This next one has a harsher look, with the sun more to the west. The trees look the same as in photo #1, almost down to the very leaf. I counted! As before, a raft awaits guests who are ready to head back to the mainland. 

Saturday, January 17, 2015

Catalina, California - 1958

Let's go to Santa Catalina Island (or just "Catalina" to her friends)! It is one of the Channel Island of California, and is located about 22 miles off the coast of Los Angeles - a mere half hour by ferry. The island itself is about 22 miles long and 8 miles across, and Mount Orizaba is its highest point at 2,097 feet. 

I love this first shot of the steamship "SS Catalina", also known as "The Great White Steamer". From 1924 until 1975, it carried passengers to and from the island; the Steamship Historical Society of America says that the Catalina has carried more passengers than ANY other vehicle anywhere - an estimated 25 million people. (I have to wonder if the Disneyland Railroad has carried more, but maybe amusement park rides don't count). It also served as a troop transport during WWII. In its later years it fell victim to neglect, and was finally scrapped in 2009.

Here's another shot showing the SS Catalina moored in the harbor of Avalon, the island's only incorporated city (with a population under 4000). A trip to the island is almost like a little trip to Europe, only everyone speaks Yankee! It didn't really become a tourist destination until chewing gum magnate William Wrigley Jr. developed it starting in the 1920's. Wrigley also owned the Chicago Cubs, who used the island for spring training until 1951.

The most recognizable building is the Casino, built in 1928. Wikipedia sez: "With a height equal to a 12-story building, it was built to serve as a theatre on the main floor and a ballroom and promenade on the upper level. Movie studio tycoons such a Cecil B. DeMille, Louis B. Mayer, and Samuel Goldwyn frequently came by yacht to the Casino to preview their newest cinema productions. It also serves as the island's civil defense shelter, large enough to accommodate Catalina's entire year-round population.
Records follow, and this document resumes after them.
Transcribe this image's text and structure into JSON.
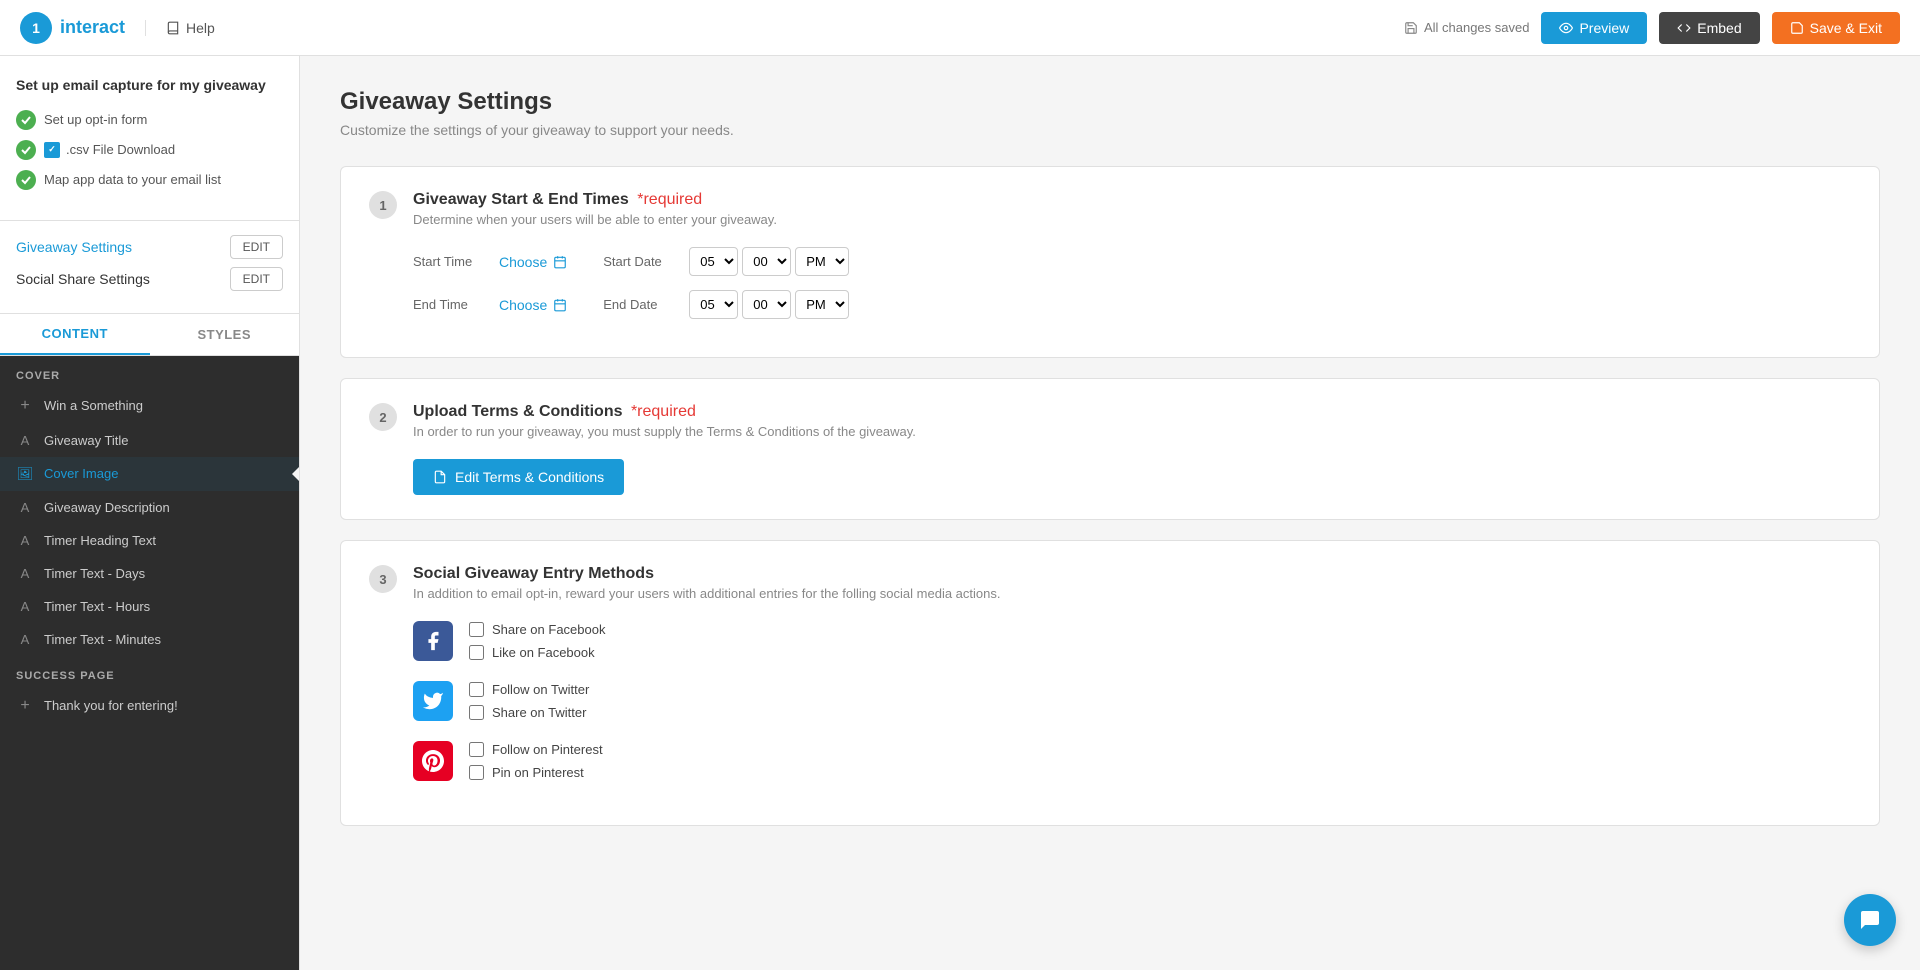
{
  "topbar": {
    "logo_text": "interact",
    "help_label": "Help",
    "saved_status": "All changes saved",
    "preview_label": "Preview",
    "embed_label": "Embed",
    "save_exit_label": "Save & Exit"
  },
  "sidebar": {
    "heading": "Set up email capture for my giveaway",
    "checklist": [
      {
        "label": "Set up opt-in form"
      },
      {
        "label": ".csv File Download",
        "has_icon": true
      },
      {
        "label": "Map app data to your email list"
      }
    ],
    "settings": [
      {
        "label": "Giveaway Settings",
        "active": true,
        "edit_label": "EDIT"
      },
      {
        "label": "Social Share Settings",
        "active": false,
        "edit_label": "EDIT"
      }
    ],
    "tabs": [
      {
        "label": "CONTENT",
        "active": true
      },
      {
        "label": "STYLES",
        "active": false
      }
    ],
    "cover_label": "COVER",
    "cover_items": [
      {
        "label": "Win a Something",
        "icon_type": "add"
      },
      {
        "label": "Giveaway Title",
        "icon_type": "text"
      },
      {
        "label": "Cover Image",
        "icon_type": "image",
        "active": true
      }
    ],
    "content_items": [
      {
        "label": "Giveaway Description",
        "icon_type": "text"
      },
      {
        "label": "Timer Heading Text",
        "icon_type": "text"
      },
      {
        "label": "Timer Text - Days",
        "icon_type": "text"
      },
      {
        "label": "Timer Text - Hours",
        "icon_type": "text"
      },
      {
        "label": "Timer Text - Minutes",
        "icon_type": "text"
      }
    ],
    "success_label": "SUCCESS PAGE",
    "success_items": [
      {
        "label": "Thank you for entering!",
        "icon_type": "add"
      }
    ]
  },
  "main": {
    "title": "Giveaway Settings",
    "subtitle": "Customize the settings of your giveaway to support your needs.",
    "sections": [
      {
        "number": "1",
        "title": "Giveaway Start & End Times",
        "required": "*required",
        "desc": "Determine when your users will be able to enter your giveaway.",
        "type": "time_picker",
        "start_time_label": "Start Time",
        "start_choose_label": "Choose",
        "start_date_label": "Start Date",
        "start_hour": "05",
        "start_min": "00",
        "start_ampm": "PM",
        "end_time_label": "End Time",
        "end_choose_label": "Choose",
        "end_date_label": "End Date",
        "end_hour": "05",
        "end_min": "00",
        "end_ampm": "PM"
      },
      {
        "number": "2",
        "title": "Upload Terms & Conditions",
        "required": "*required",
        "desc": "In order to run your giveaway, you must supply the Terms & Conditions of the giveaway.",
        "type": "terms",
        "btn_label": "Edit Terms & Conditions"
      },
      {
        "number": "3",
        "title": "Social Giveaway Entry Methods",
        "required": null,
        "desc": "In addition to email opt-in, reward your users with additional entries for the folling social media actions.",
        "type": "social",
        "social_options": [
          {
            "platform": "facebook",
            "options": [
              "Share on Facebook",
              "Like on Facebook"
            ]
          },
          {
            "platform": "twitter",
            "options": [
              "Follow on Twitter",
              "Share on Twitter"
            ]
          },
          {
            "platform": "pinterest",
            "options": [
              "Follow on Pinterest",
              "Pin on Pinterest"
            ]
          }
        ]
      }
    ]
  }
}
Within its walls is stored enough food and water for all Avalon's residents for two weeks". 

I mostly remember the famous glass-bottom boat tours, as well as night excursions in which the lovable flying fishes could be induced to soar when a brilliant searchlight was aimed at the water. This photo amazed me, since similar diving bell attractions could be found at the Long Beach Pike and Pacific Ocean Park. I never knew that one could be found on Catalina! Assuming that this one worked the same as the others, guests would be lowered under water, and then the diving bell would be allowed to pop up like a cork.
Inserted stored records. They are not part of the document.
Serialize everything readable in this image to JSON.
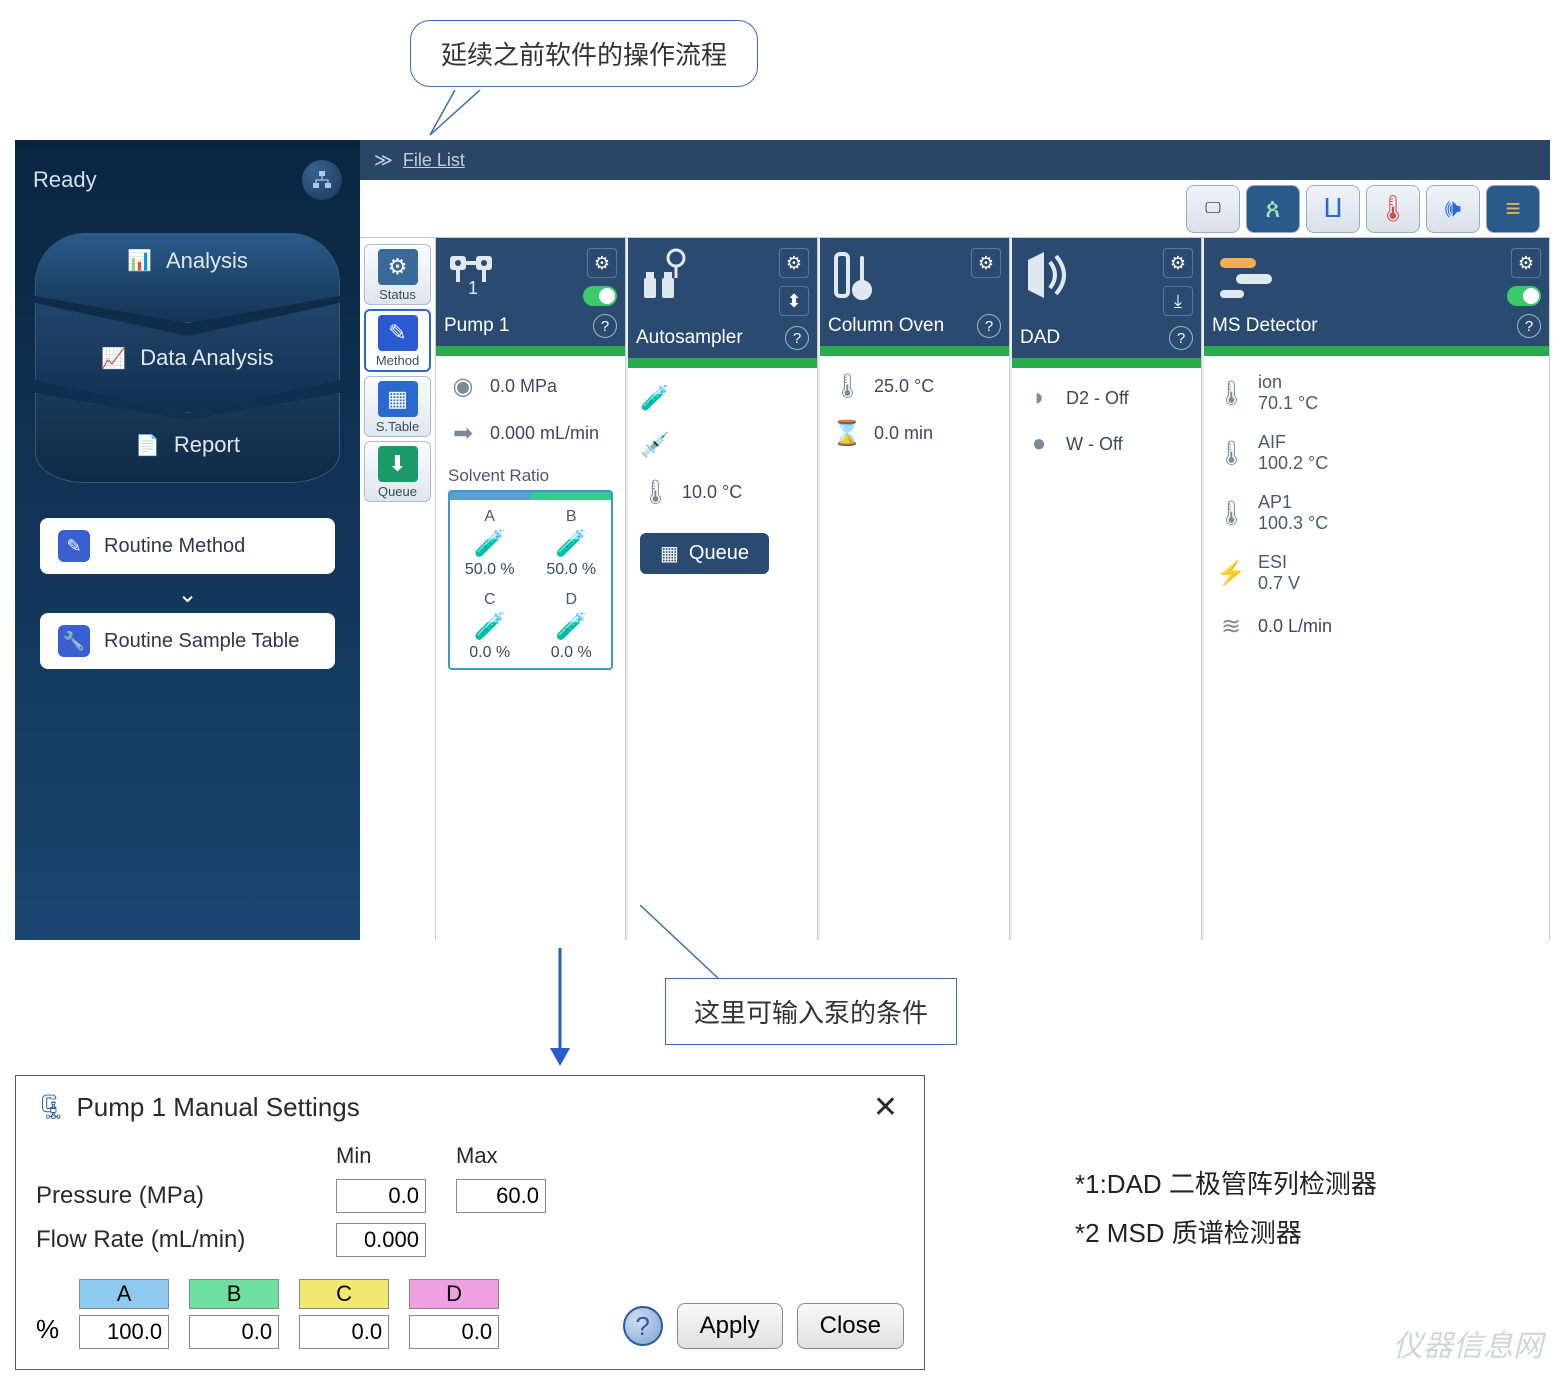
{
  "callouts": {
    "top": "延续之前软件的操作流程",
    "middle": "这里可输入泵的条件"
  },
  "sidebar": {
    "status": "Ready",
    "nav": {
      "analysis": "Analysis",
      "data_analysis": "Data Analysis",
      "report": "Report"
    },
    "routine_method": "Routine Method",
    "routine_sample_table": "Routine Sample Table"
  },
  "file_list": {
    "label": "File List"
  },
  "modules": {
    "status": "Status",
    "method": "Method",
    "stable": "S.Table",
    "queue": "Queue"
  },
  "cards": {
    "pump": {
      "title": "Pump 1",
      "pressure": "0.0 MPa",
      "flow": "0.000 mL/min",
      "solvent_label": "Solvent Ratio",
      "solvents": {
        "A": {
          "label": "A",
          "pct": "50.0 %",
          "color": "#5aa0d5"
        },
        "B": {
          "label": "B",
          "pct": "50.0 %",
          "color": "#3aca8a"
        },
        "C": {
          "label": "C",
          "pct": "0.0 %",
          "color": "#e0d060"
        },
        "D": {
          "label": "D",
          "pct": "0.0 %",
          "color": "#e090d0"
        }
      }
    },
    "autosampler": {
      "title": "Autosampler",
      "temp": "10.0 °C",
      "queue_btn": "Queue"
    },
    "oven": {
      "title": "Column Oven",
      "temp": "25.0 °C",
      "time": "0.0 min"
    },
    "dad": {
      "title": "DAD",
      "d2": "D2 - Off",
      "w": "W - Off"
    },
    "ms": {
      "title": "MS Detector",
      "ion": {
        "label": "ion",
        "val": "70.1 °C"
      },
      "aif": {
        "label": "AIF",
        "val": "100.2 °C"
      },
      "ap1": {
        "label": "AP1",
        "val": "100.3 °C"
      },
      "esi": {
        "label": "ESI",
        "val": "0.7 V"
      },
      "flow": "0.0 L/min"
    }
  },
  "dialog": {
    "title": "Pump 1 Manual Settings",
    "min_hdr": "Min",
    "max_hdr": "Max",
    "pressure_label": "Pressure (MPa)",
    "pressure_min": "0.0",
    "pressure_max": "60.0",
    "flow_label": "Flow Rate (mL/min)",
    "flow_val": "0.000",
    "pct_symbol": "%",
    "solvents": {
      "A": {
        "label": "A",
        "val": "100.0",
        "color": "#8ecaf0"
      },
      "B": {
        "label": "B",
        "val": "0.0",
        "color": "#70e0a0"
      },
      "C": {
        "label": "C",
        "val": "0.0",
        "color": "#f0e870"
      },
      "D": {
        "label": "D",
        "val": "0.0",
        "color": "#f0a0e0"
      }
    },
    "apply": "Apply",
    "close": "Close"
  },
  "footnotes": {
    "l1": "*1:DAD 二极管阵列检测器",
    "l2": "*2 MSD 质谱检测器"
  },
  "watermark": "仪器信息网"
}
I have more vintage Catalina photos to share… I hope you have enjoyed your visit!